That’s easy, even fun to sing in church on Sunday or perhaps at home during personal devotions. It’s nothing but church talk if we don’t put legs on it, set our hands to work on it, and let it control our mouths and, yes, our thoughts once we close the hymnal.… Read the rest
“Come, Thou Fount of Every Blessing” has been a favorite American hymn for about 200 years. The second verse notoriously starts, “Here I raise mine Ebenezer.” I say notoriously, because it has been generations since large numbers of church goers have understood the meaning of “Ebenezer.” It’s a stone of remembrance, set up by the judge and prophet Samuel on an occasion well worth remembering.
When Samuel was a child, two worthless priests under judgment from God decided to take the ark of the covenant into battle with the Philistines. Since they had no relationship with God and no regard for him, they must have regarded the ark as some kind of magic box that would turn the tide of battle.… Read the rest
I raise my eyes to the mountains. Where will my help come from? My help comes from the Lord, the Maker of heaven and earth. — Psalm 121:1-2 (HCSB)
“I can see the mountains very dimly!”
My little brother’s excitement woke the whole family after what had been a very difficult night. It became the turning point of our trip to California.
My father had accepted a visiting professorship at the University of California and decided to buy a trailer.… Read the rest
When you get home from church, what do you think of God? During the week, do you think of God for a morning quiet time and then hardly at all for the rest of the day? Or, admit it to yourself, do you remember God at all between Sunday mornings?
How easy it is to go to church, participate in Sunday morning activities, and have the experience wear off before we get back home. Back to the ordinary. Back to the messages of the world around us.
The television ads all try to make us focus attention on all the things we don’t have and make us discontent until we get them.… Read the rest
Justification by faith is too important to let it become just religious talk. If we are justified by faith, what does justify mean in ordinary language? Here are some sentences I found with an online search “justify in a sentence”
- Refusal of a request to work beyond 65 must be objectively justified by the employer.
- These pluses, we feel, amply justify a rate increase.
- These features justify the expense of the software.
All of these sentences imply two questions, really.
Is it right, or OK, to refuse the request, increase the rates, buy the software, or go to war?… Read the rest
“Be strong and courageous; do not be frightened or dismayed, for the Lord your God is with you wherever you go.”–Joshua 1:9, NRSV
Moses was dead.
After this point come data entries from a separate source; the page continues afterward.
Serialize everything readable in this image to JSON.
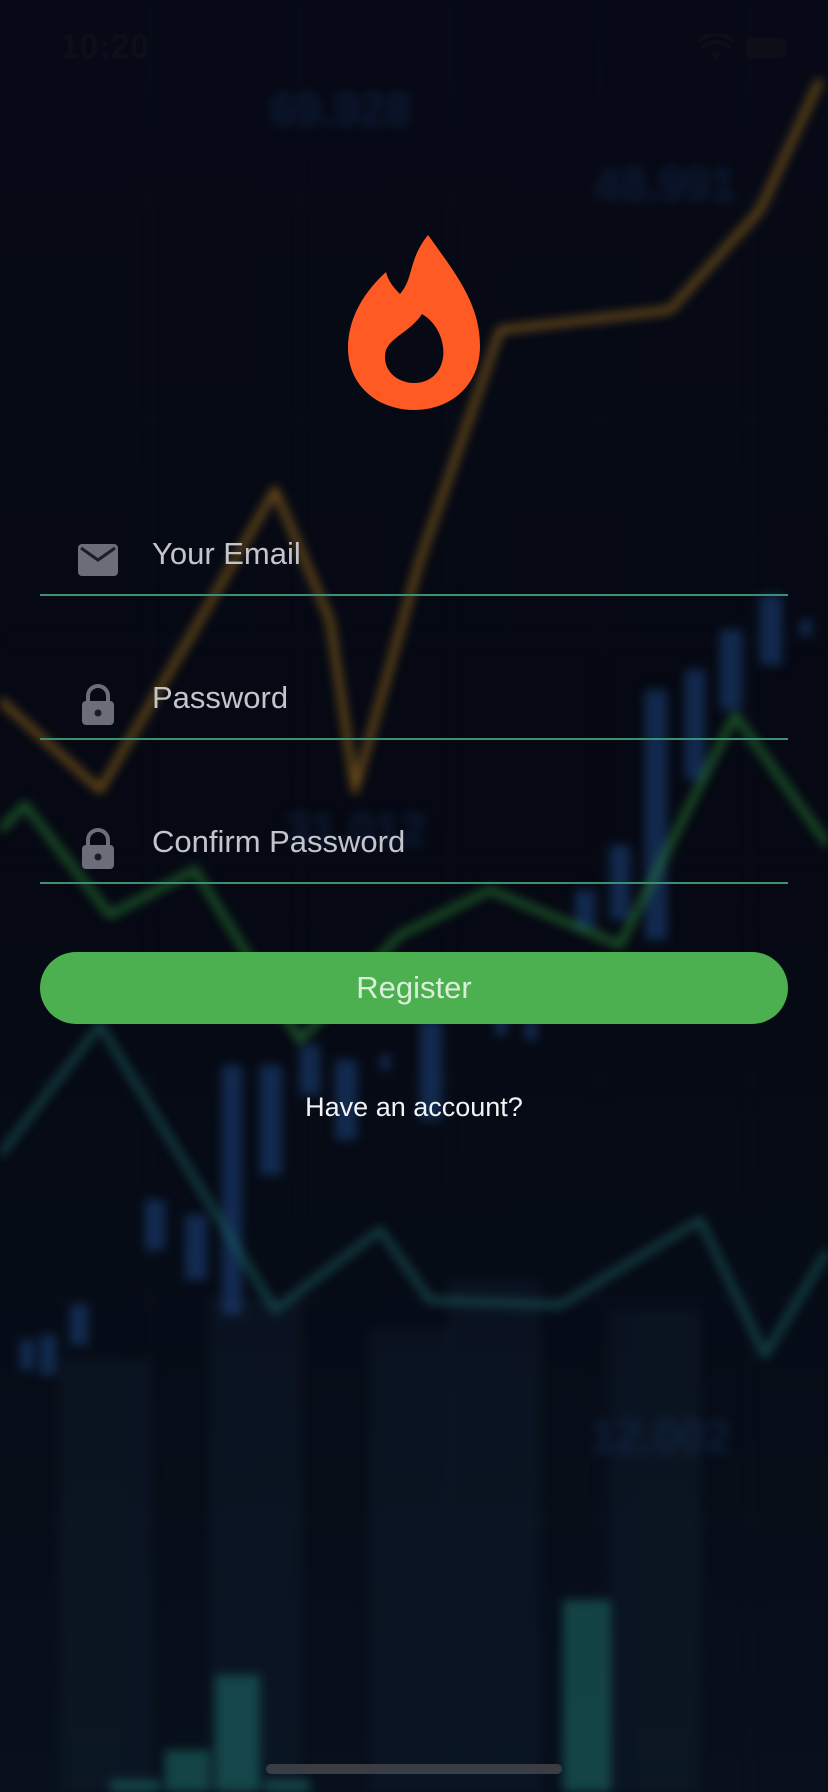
{
  "status_bar": {
    "time": "10:20",
    "icons": [
      "wifi-icon",
      "battery-icon"
    ]
  },
  "brand": {
    "logo_icon": "flame-icon",
    "logo_color": "#ff5a24"
  },
  "form": {
    "email": {
      "placeholder": "Your Email",
      "value": "",
      "icon": "mail-icon"
    },
    "password": {
      "placeholder": "Password",
      "value": "",
      "icon": "lock-icon"
    },
    "confirm_password": {
      "placeholder": "Confirm Password",
      "value": "",
      "icon": "lock-icon"
    },
    "underline_color": "#3d8f72"
  },
  "actions": {
    "register_label": "Register",
    "register_color": "#4caf50",
    "have_account_label": "Have an account?"
  },
  "background": {
    "visible_numbers": [
      "69.928",
      "48.991",
      "31.012",
      "12.002"
    ],
    "line_colors": [
      "#b07a1a",
      "#2f9a3a",
      "#1f6f6a"
    ],
    "bar_color": "#1e4a8a"
  }
}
Joshua was scared. How do I know that? Because the Book of Joshua begins with God giving him a pep talk. Three times during that pep talk, God told Joshua to be strong and courageous. When he got up from there and went out among the people, they told him to be strong and courageous.
So, was it wrong for Joshua to be scared? No.… Read the rest
We know Abraham as the father of many nations. Arabs and Jews both claim him as their ancestor. His life story forms the very foundation of the basic Christian concept of justification by faith. He did not start out that way. We first meet him as a name at the tail end of one of the tiresome genealogies that make parts of the Bible so dry: “After Terah had lived 70 years he became the father of Abram, Nahor and Haran” (Genesis 11:26). How did this Abram grow to become the Abraham so many people revere?
God called Abram and he answered.… Read the rest
The fool says in his heart there is no God (Psalm 14:1). Some folks over the past 200 years have become durn fool enough to say it out loud. People have been questioning God far longer than they have questioned his existence. The questions mainly come from disappointment, and the disappointment comes mainly from a false sense of our own innocence. When things don’t go well, people turn to God for help, too often as a last resort. At such times, they focus on their own needs, their own helplessness, but not on the reality of sin.
I’m adapting this post from a Sunday school lesson on Isaiah 44:21-26, but all the prophets had basically the same message.… Read the rest
A popular praise chorus goes, “Rejoice always, pray constantly, give thanks in all circumstances, for this is the will of God in Christ Jesus for you.” That’s Scripture, actually: 1 Thessalonians 5:16-18. Is it really practical in this day and age? Or is it the case, as Jean Kerr observed, “If you can keep your head when all about you are losing theirs, it’s just possible you haven’t grasped the situation.”
The troubles we’ve seen
For the last couple of years, our economy has been rocked by very tough conditions: high unemployment, long term unemployment, lots of foreclosures on peoples’ houses.… Read the rest
Trusting God can be a struggle for the godliest people. As when Peter walked on water until he noticed the waves, the struggle comes from looking at circumstances and feelings. Even David had trouble maintaining his trust. Allow me to offer my own paraphrase of Psalm 30:6-12:
… Read the rest
When I felt secure. When I felt secure. Was I secure, or did I just feel secure? Whatever it was, it seemed, it felt like it would last forever. But it didn’t. When life took a downturn and I didn’t feel secure any more. It felt like God had decided to hide from me.